Do this for any movement related disorder!
Dizziness and Vertigo
We haven’t finished with dizziness and vertigo yet but when this neuro related tweet came across my feed, I couldn’t help but take a look…the link sent me to the EM Basic Review on Dizziness.

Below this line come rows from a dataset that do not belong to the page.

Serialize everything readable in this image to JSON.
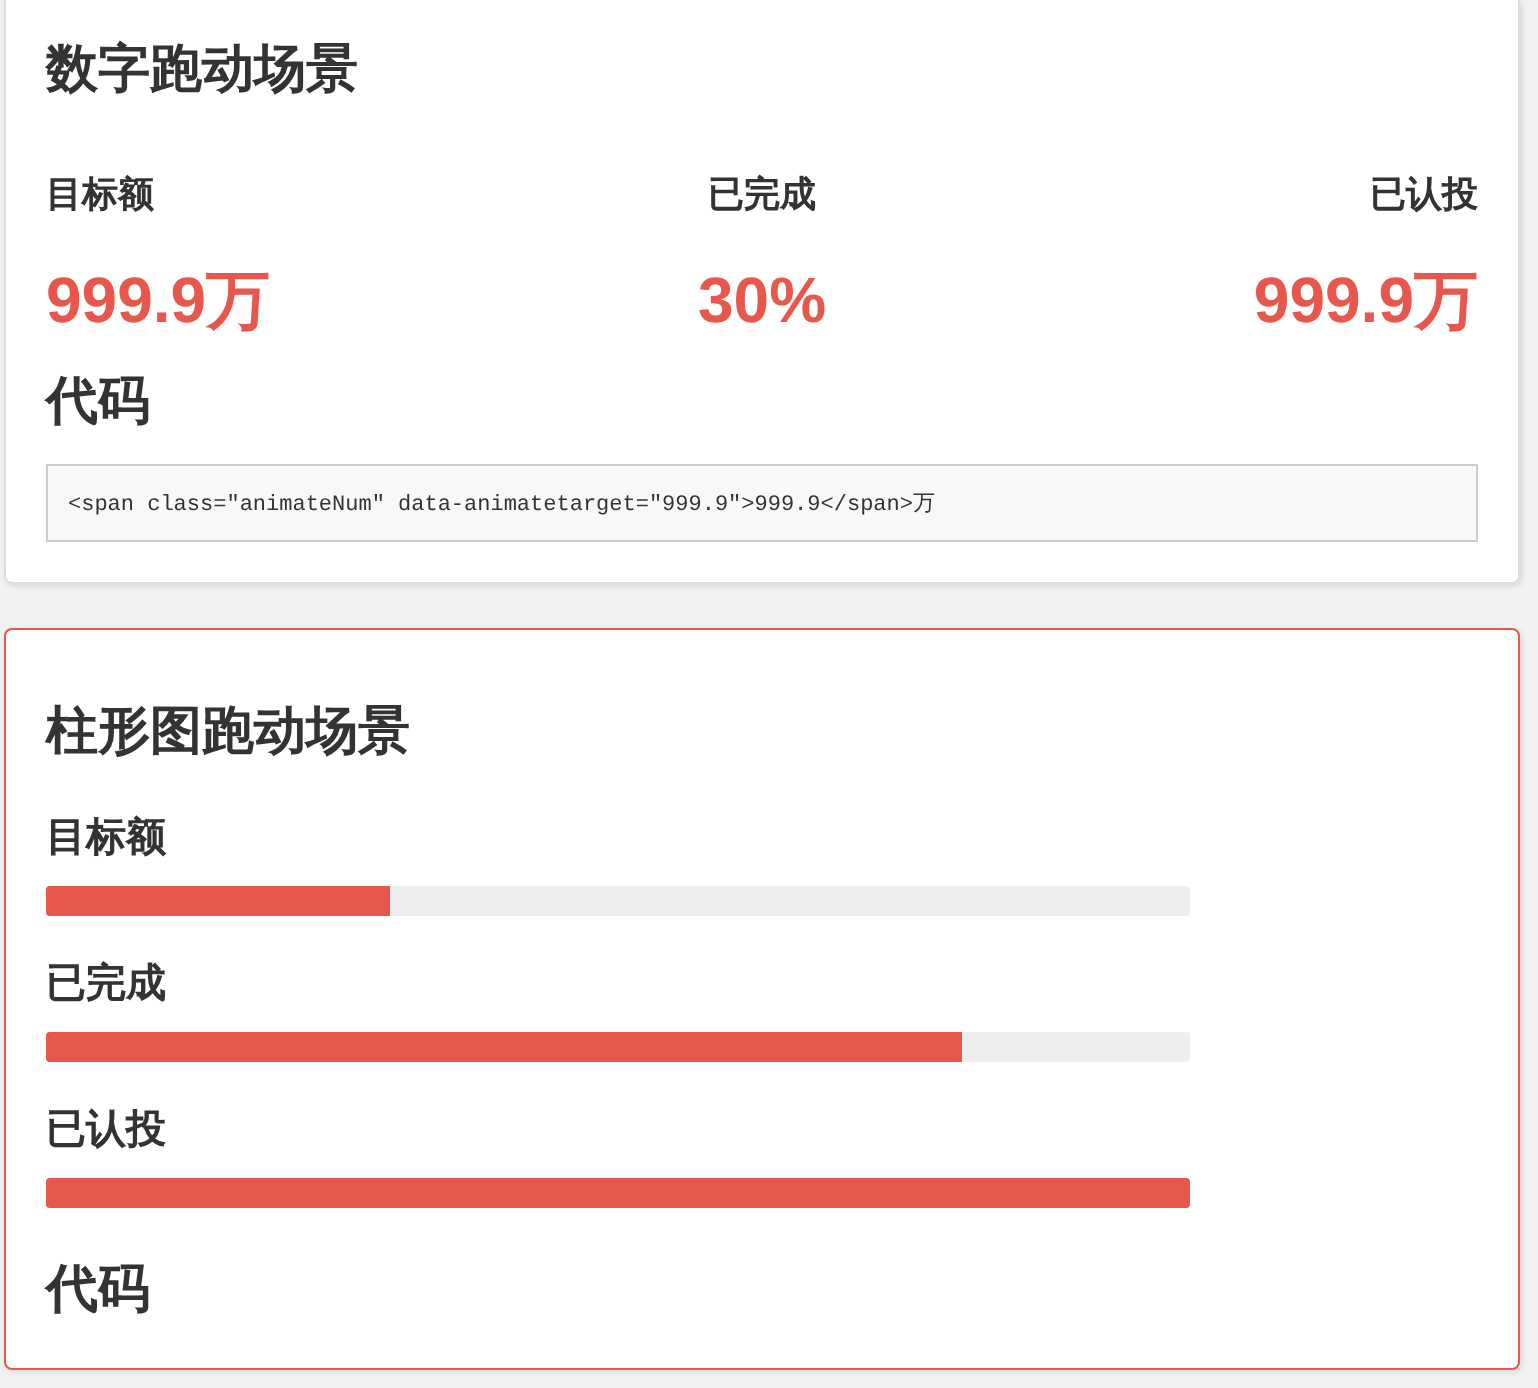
{
  "number_section": {
    "title": "数字跑动场景",
    "stats": [
      {
        "label": "目标额",
        "value": "999.9万"
      },
      {
        "label": "已完成",
        "value": "30%"
      },
      {
        "label": "已认投",
        "value": "999.9万"
      }
    ],
    "code_heading": "代码",
    "code": "<span class=\"animateNum\" data-animatetarget=\"999.9\">999.9</span>万"
  },
  "bar_section": {
    "title": "柱形图跑动场景",
    "bars": [
      {
        "label": "目标额",
        "level": 0.3
      },
      {
        "label": "已完成",
        "level": 0.8
      },
      {
        "label": "已认投",
        "level": 1
      }
    ],
    "code_heading": "代码"
  }
}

The podcast is great, the show notes are awesome and it is a nice approach to have in mind.
Other good resources are:
- The Tulane University dizziness and vertigo notes and cases
- American Association of Neurology curricular component on dizziness is especially nice because has quite a few associated practice questions.
- EP monthly’s “simplified approach to vertigo” provides some pearls about what not to miss
To sum up
- There are awesome online resources available to medical students.
- Andy Neill is a neuroanatomy teaching rockstar.
- The CCSVI story and the debate on tPA highlight interesting lessons about social media in medicine and the conflict between classroom learning and FOAM learning.
- It is helpful to visualize movement disorder symptoms, not just read about them.
- EM Basic is a helpful resource to develop an approach to common conditions
- “Chance favours the connected mind”
After all this effort to inject colour, I was disappointed to discover the the brain is still grey. That was until Chris Hadfield, commander of the International Space Station, posted this picture from orbit. It is a Brazilian outcrop that he thought looked like a brain. So, maybe I got it wrong and the brain is colourful after all….at least that’s what I’m going with.
Stay tuned for Part 2 that will come later in the term. It will include resources for: headache, seizures, neuropathies, myopathies, NMJ disorders etc. As always, if you liked this post please email, tweet or facebook away to your friends and colleagues. Comment below if you have some favourite neurology resources that didn’t make it on this list. For more information on other great social media neurology resources see the Neurology Webicina Curation or my previous post, “Blogs to Follow as a Medical Student by Specialty”.
Thanks to Amanda Murdoch, my classmate and comrade in tracking down helpful neurology resources, for peer-reviewing this post.